Bookworm: A Memoir of Childhood Reading

Books about childhood reading habits are my catnip (Francis Spufford's The Child That Books Built; The Book That Made Me, edited by Judith Ridge (note the very similar cover...) No sooner had I read a brief review of Lucy Mangan's Bookworm in The Week than I was on the Kindle, downloading it. Bang! No sooner had I downloaded it than I was gobbling it down. Bang! Day and a half, tops. Loved it. (Suzanne, I think you will love it too.)

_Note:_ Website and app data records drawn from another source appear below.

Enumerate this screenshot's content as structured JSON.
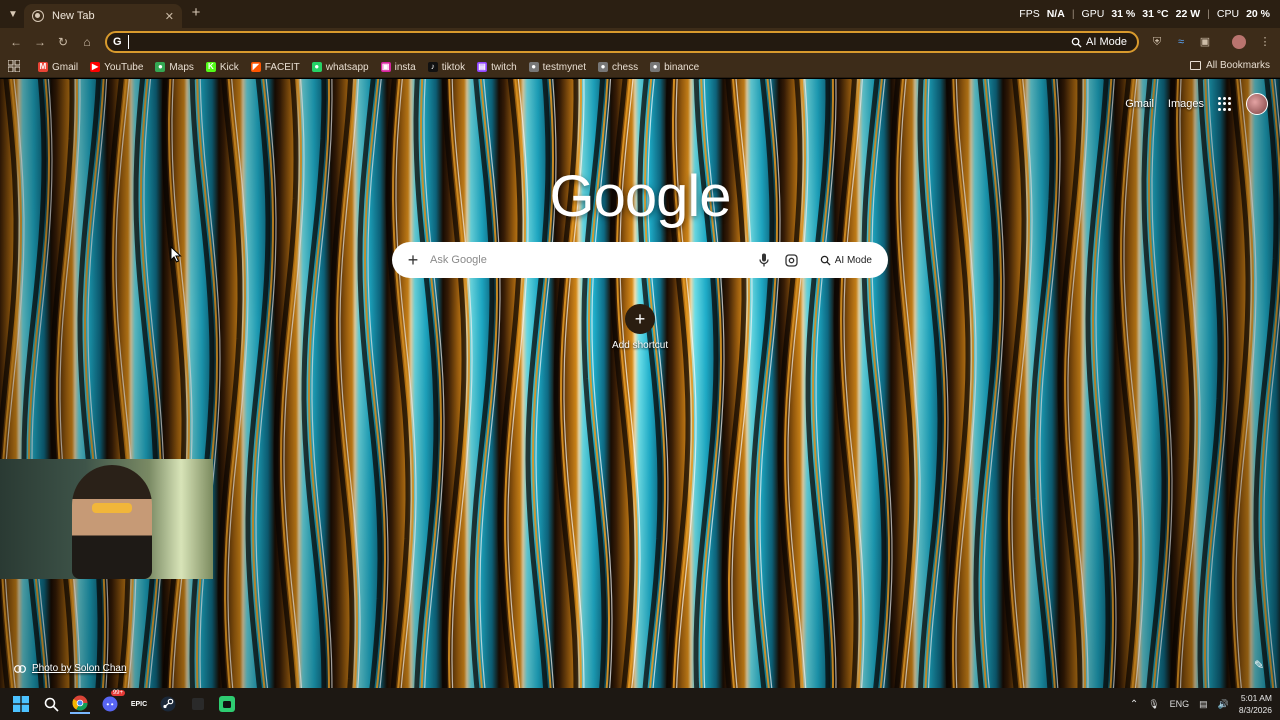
{
  "window": {
    "tab_title": "New Tab",
    "overlay": {
      "fps_label": "FPS",
      "fps_value": "N/A",
      "gpu_label": "GPU",
      "gpu_value": "31 %",
      "gpu_temp": "31 °C",
      "gpu_power": "22 W",
      "cpu_label": "CPU",
      "cpu_value": "20 %"
    }
  },
  "toolbar": {
    "omnibox_value": "",
    "ai_mode_label": "AI Mode"
  },
  "bookmarks": {
    "items": [
      {
        "label": "Gmail",
        "color": "#ea4335",
        "glyph": "M"
      },
      {
        "label": "YouTube",
        "color": "#ff0000",
        "glyph": "▶"
      },
      {
        "label": "Maps",
        "color": "#34a853",
        "glyph": "●"
      },
      {
        "label": "Kick",
        "color": "#53fc18",
        "glyph": "K"
      },
      {
        "label": "FACEIT",
        "color": "#ff5500",
        "glyph": "◤"
      },
      {
        "label": "whatsapp",
        "color": "#25d366",
        "glyph": "●"
      },
      {
        "label": "insta",
        "color": "#d6249f",
        "glyph": "▣"
      },
      {
        "label": "tiktok",
        "color": "#111111",
        "glyph": "♪"
      },
      {
        "label": "twitch",
        "color": "#9146ff",
        "glyph": "▤"
      },
      {
        "label": "testmynet",
        "color": "#777777",
        "glyph": "●"
      },
      {
        "label": "chess",
        "color": "#777777",
        "glyph": "●"
      },
      {
        "label": "binance",
        "color": "#777777",
        "glyph": "●"
      }
    ],
    "all_bookmarks_label": "All Bookmarks"
  },
  "page": {
    "top_links": {
      "gmail": "Gmail",
      "images": "Images"
    },
    "logo": "Google",
    "search": {
      "placeholder": "Ask Google",
      "ai_mode_label": "AI Mode"
    },
    "shortcut_label": "Add shortcut",
    "photo_credit": "Photo by Solon Chan"
  },
  "taskbar": {
    "language": "ENG",
    "time": "5:01 AM",
    "date": "8/3/2026",
    "discord_badge": "99+"
  }
}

If Lucy Mangan and I ever meet, we will become friends. I know this because we read and adored exactly the same books as children (albeit about a decade apart). Like me, she identified with clever Kate from The Family From One End Street; like me, she struggled to come to grips with Tolkein; like me, she worships at the altar of Antonia Forest, wished herself into Narnia, and inhaled Noel Streatfeild. The Railway Children -- check. What Katy Did at School -- check. Tom's Midnight bloody Garden -- double check! There was a bad moment when I thought she was going to hate Anne of Green Gables, but luckily, she saw the light on re-reading. Phew.

Our paths diverge when it came to teenage reading (she had more choices). And she doesn't seem to have read Susan Cooper or discovered When Marnie Was There. But otherwise we are totally simpatico. Which means that I really need to check out The Summer of My German Soldier and Fireweed, because if Lucy loved them, I'm pretty sure I will love them too.

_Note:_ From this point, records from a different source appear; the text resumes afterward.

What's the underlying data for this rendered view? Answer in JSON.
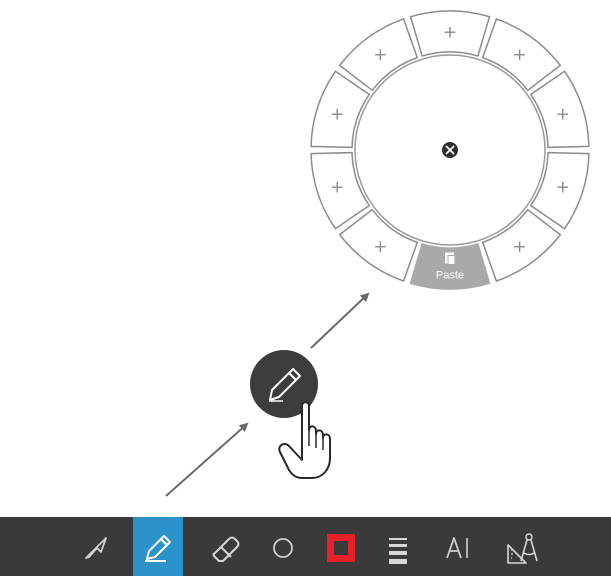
{
  "radial_menu": {
    "slot_label": "+",
    "paste_label": "Paste",
    "close_icon": "close-icon",
    "paste_icon": "paste-icon"
  },
  "floating_button": {
    "icon": "pencil-icon",
    "cursor_icon": "hand-pointer-icon"
  },
  "toolbar": {
    "background": "#3a3a3a",
    "active_color": "#2b93c9",
    "color_swatch": "#e8202a",
    "tools": [
      {
        "icon": "select-arrow-icon"
      },
      {
        "icon": "pen-icon",
        "active": true
      },
      {
        "icon": "eraser-icon"
      },
      {
        "icon": "circle-shape-icon"
      },
      {
        "icon": "color-swatch-icon"
      },
      {
        "icon": "line-width-icon"
      },
      {
        "icon": "text-tool-icon"
      },
      {
        "icon": "geometry-tools-icon"
      }
    ]
  }
}
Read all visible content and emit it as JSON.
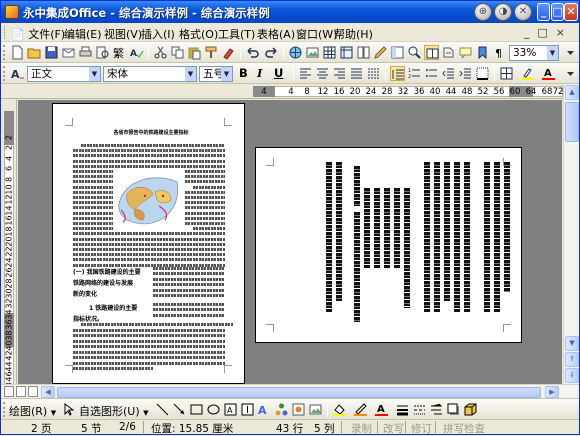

One very minor quibble -- I think she has misremembered Cynthia Voigt's Homecoming as Dicey's Song, which is a different book in the same series. Otherwise, top marks. If you're ever in Melbourne, Lucy, come round for a cuppa. We've got lots to talk about.


  1. I second the recommendation for 'Fireweed', a much reread book from my childhood. So many of the books from my childhood were set during the Second World War, presumably because the children who'd lived through it had grown up to become writers by the time I became a reader. I also remember 'When Hitler Stole Pink Rabbit', 'Dolphin Crossing' and 'Carrie's War', as well as many others whose titles I can't remember but scenes from which still stay with me.
    I haven't read 'Bookworm' yet but as I soon as I heard of it I thought I must get it. None of the reviews have mentioned AF at all, they all focus on Mangan's descriptions of Milly-Molly-Mandy and Narnia.

  2. Well I suppose not many of them probably know who Antonia Forest is :(
    I love Pink Rabbit and Carrie's War but I don't know Dolphin Crossing -- who wrote that? I learned so much history from those books! And most vividly the atmosphere of the wartime experience -- which must have been so vivid for the children living through it at the time, too.

  3. Dolphin Crossing is by Jill Paton Walsh.
    Another thing I remember from many of these books is that the endings were often ambivalent; as a child I was often left wondering about what had happened and why, which is maybe why I've remembered them so well.

  4. Ah! Obviously I need to delve into Jill Paton Walsh -- I don't think I've read any of her books.